This painting is online as part of the Public Catalogue Foundation hosted by the BBC ‘Your Paintings’. The site offers an extended commentary and an enlargable image. Follow the link below and click your browser’s b’back’ button to return to this site:
The parergon now began to emerge as a work in itself, albeit falteringly. The picture was not much noticed, but one critic, although troubled by its emptiness, did acknowledge a strange aesthetic power: ‘it is literally nothing in labour, but extraordinary in art’ (note 8). Perhaps consciousness was not yet able to see it as unproblematic. The picture did not find a buyer for another fourteen years, and even then the purchaser formed no great attachment to it and moved it on through a few collections without it finding a long-tem home (note 9). Its last private owner was Bury paper-maker Thomas Wrigley who enjoyed it for only eight years up to his death in 1880 after which in 1897 his children made a founding gift of his collection to Bury Art Gallery. Time has steadily clarified its importance. It is now one the star of Bury’s collections and one of Turner’s most internationally admired compositions.

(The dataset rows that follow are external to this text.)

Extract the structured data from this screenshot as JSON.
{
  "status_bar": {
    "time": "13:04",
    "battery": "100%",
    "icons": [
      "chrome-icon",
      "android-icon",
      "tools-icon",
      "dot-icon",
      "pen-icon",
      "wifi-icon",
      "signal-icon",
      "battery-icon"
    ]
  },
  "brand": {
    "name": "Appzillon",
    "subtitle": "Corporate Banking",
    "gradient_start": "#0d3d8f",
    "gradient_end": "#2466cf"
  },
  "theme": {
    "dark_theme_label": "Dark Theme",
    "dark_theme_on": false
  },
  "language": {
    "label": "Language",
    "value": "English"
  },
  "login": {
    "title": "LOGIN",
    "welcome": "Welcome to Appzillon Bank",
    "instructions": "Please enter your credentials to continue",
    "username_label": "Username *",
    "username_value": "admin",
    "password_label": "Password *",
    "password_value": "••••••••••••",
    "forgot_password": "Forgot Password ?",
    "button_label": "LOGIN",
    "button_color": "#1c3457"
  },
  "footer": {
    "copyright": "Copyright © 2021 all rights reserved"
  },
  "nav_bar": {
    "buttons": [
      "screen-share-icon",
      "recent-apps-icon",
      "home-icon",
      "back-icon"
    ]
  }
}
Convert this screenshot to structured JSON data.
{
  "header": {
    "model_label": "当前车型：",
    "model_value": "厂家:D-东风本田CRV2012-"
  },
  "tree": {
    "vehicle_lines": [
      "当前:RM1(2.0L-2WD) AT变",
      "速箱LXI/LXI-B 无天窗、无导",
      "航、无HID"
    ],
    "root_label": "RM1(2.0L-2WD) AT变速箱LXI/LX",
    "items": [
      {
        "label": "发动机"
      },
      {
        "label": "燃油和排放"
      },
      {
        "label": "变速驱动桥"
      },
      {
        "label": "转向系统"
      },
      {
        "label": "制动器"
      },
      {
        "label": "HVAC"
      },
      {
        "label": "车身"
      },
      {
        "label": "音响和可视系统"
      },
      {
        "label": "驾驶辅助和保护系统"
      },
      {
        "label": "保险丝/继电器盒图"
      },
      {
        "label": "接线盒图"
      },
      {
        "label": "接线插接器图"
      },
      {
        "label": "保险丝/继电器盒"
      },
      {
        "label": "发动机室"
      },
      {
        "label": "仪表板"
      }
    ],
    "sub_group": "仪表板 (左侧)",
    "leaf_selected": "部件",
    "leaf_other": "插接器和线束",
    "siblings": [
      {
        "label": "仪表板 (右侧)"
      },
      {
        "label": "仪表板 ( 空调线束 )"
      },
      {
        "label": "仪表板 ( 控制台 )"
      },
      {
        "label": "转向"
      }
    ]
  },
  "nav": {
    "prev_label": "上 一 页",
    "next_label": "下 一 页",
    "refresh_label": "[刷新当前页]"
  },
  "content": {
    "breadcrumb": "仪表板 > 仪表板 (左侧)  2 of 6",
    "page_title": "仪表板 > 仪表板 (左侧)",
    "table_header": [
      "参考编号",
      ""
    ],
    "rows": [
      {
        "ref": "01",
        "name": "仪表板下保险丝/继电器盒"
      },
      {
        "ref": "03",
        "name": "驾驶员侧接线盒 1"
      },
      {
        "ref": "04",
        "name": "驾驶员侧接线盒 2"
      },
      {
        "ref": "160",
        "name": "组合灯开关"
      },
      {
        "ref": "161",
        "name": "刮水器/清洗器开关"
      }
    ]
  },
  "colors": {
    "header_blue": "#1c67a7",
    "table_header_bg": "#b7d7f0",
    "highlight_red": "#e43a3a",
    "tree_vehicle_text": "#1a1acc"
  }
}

When Turner entered that kind of space on the banks of the river Kent in 1816 it was non-descript. His engagement with the place was superfluous and unrequired, but Turner always allowed the by-work to occupy him as much as the work, and therein found material with which to challenge and refocus the pre-required. Truancy turns out to be work after all, at least when done so attentively.
There is always something to be listened for in the by-work. Walking to Dallam amply justified a visit to the Arnside Chip Shop and afterwards ‘The Albion’. Sitting by the old coastguard station on the way back to the hostel, it fell dark. The lights of Grange came out one by one, reflected in pockets of water. About twenty minutes later quiet turned to commotion, as if a storm had suddenly blown in. It was too dark to see the cause as the reflections turned to black. Only eventually did we begin to connect this with the phenomenon known as the Arnside bore. When the tide turns on Morecambe Bay, it gathers into a wave that pours into the creek. In this instance it was all the more striking for sweeping by so unexpectedly in the dark. When it passed we were left with stunned silence, and early autumn leaves shaken from the trees.